Being Double-Jointed May Protect Your Joints
Less likely to suffer osteoarthritis in fingers
TUESDAY, July 6, 2004 (HealthDayNews) -- Being double-jointed may protect your hand joints from osteoarthritis, claims a Duke University Medical Center study in the July issue of Arthritis & Rheumatism.
The researchers examined 1,043 people, aged 40 to 96, in the United States and United Kingdom. All the people were from families with at least two siblings with confirmed osteoarthritis (OA). Of the study participants, 129 were double-jointed and another 203 had been double-jointed in their youth.
Those who were double-jointed, either currently or as children, had much lower odds of OA in the joint at the middle of the finger, the study found.
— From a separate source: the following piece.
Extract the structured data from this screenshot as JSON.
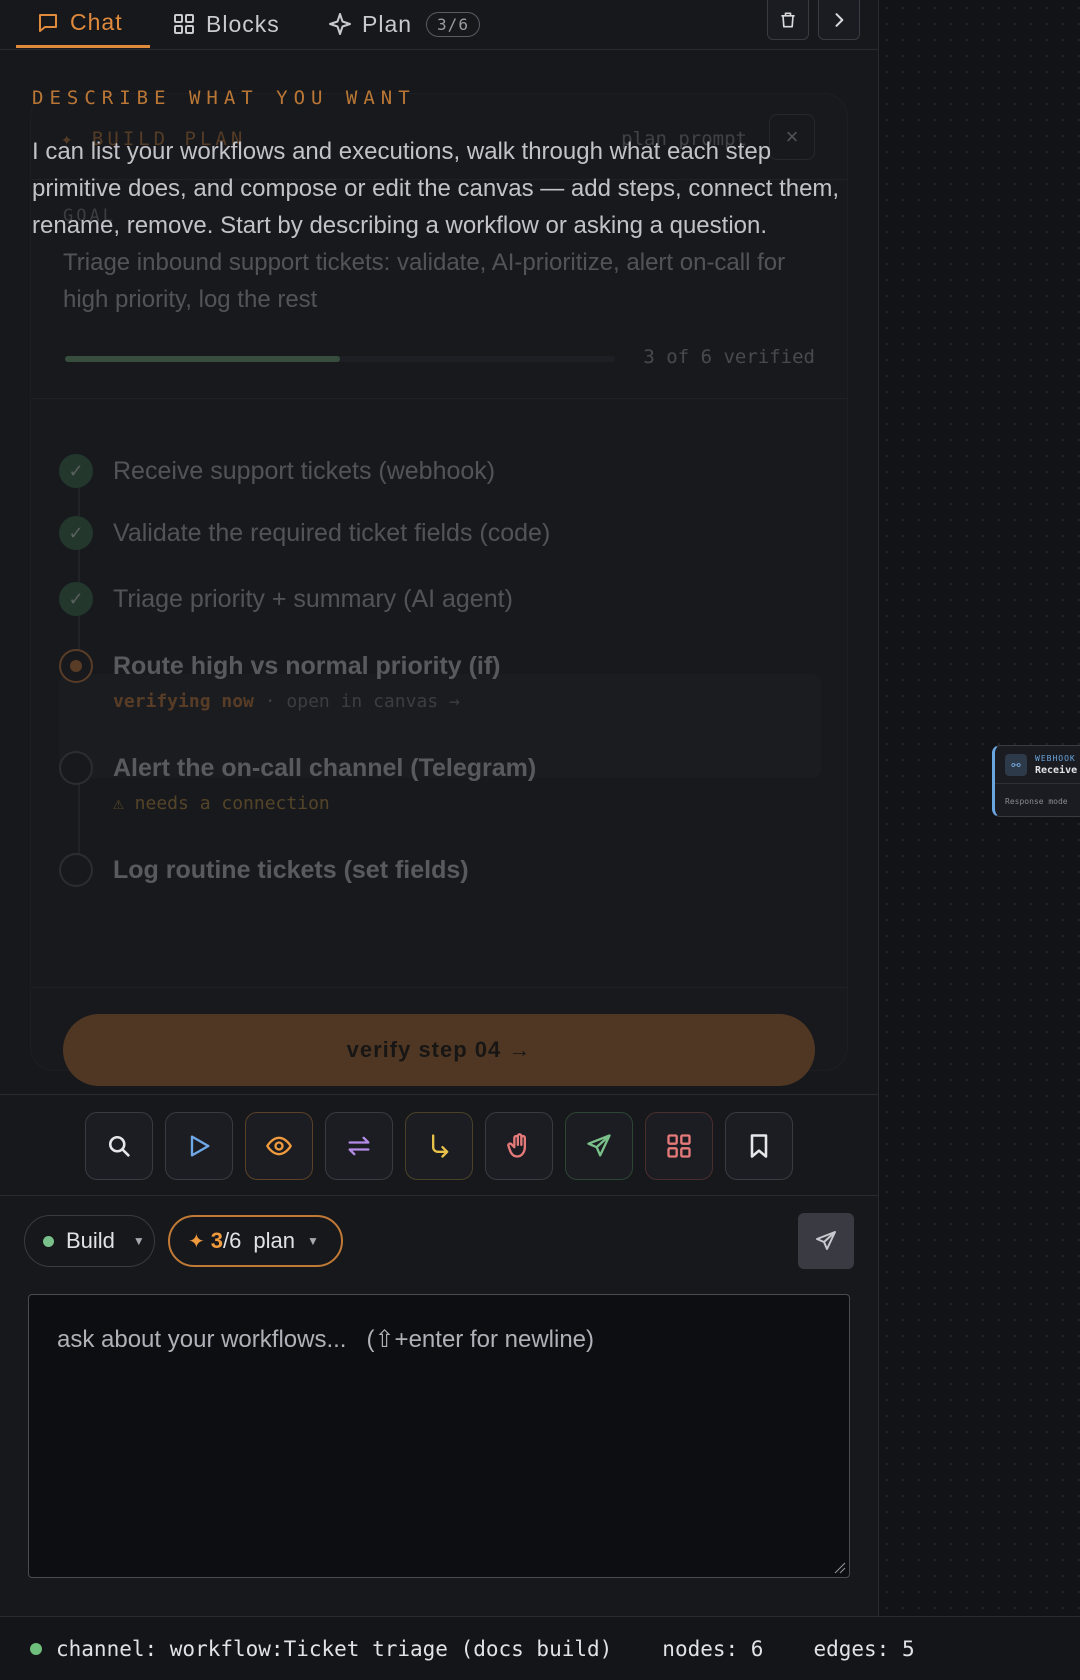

This finger joint is closely associated with grip and pinch strength, which tend to be weaker in people who are double-jointed.
"On the basis of our results, we posit that hypermobility is one factor influencing the pattern of the hand with gripping and pinching, even in participants apparently predisposed to hand OA by virtue of a strong family history of OA," research leader Dr. V.B. Kraus said in a prepared statement.
The findings suggest that being double-jointed could protect long-term finger joint health in people -- such as computer keyboardists and string instrument players -- who routinely perform repetitive movements that stress the finger joints.
The Arthritis Foundation has more about osteoarthritis.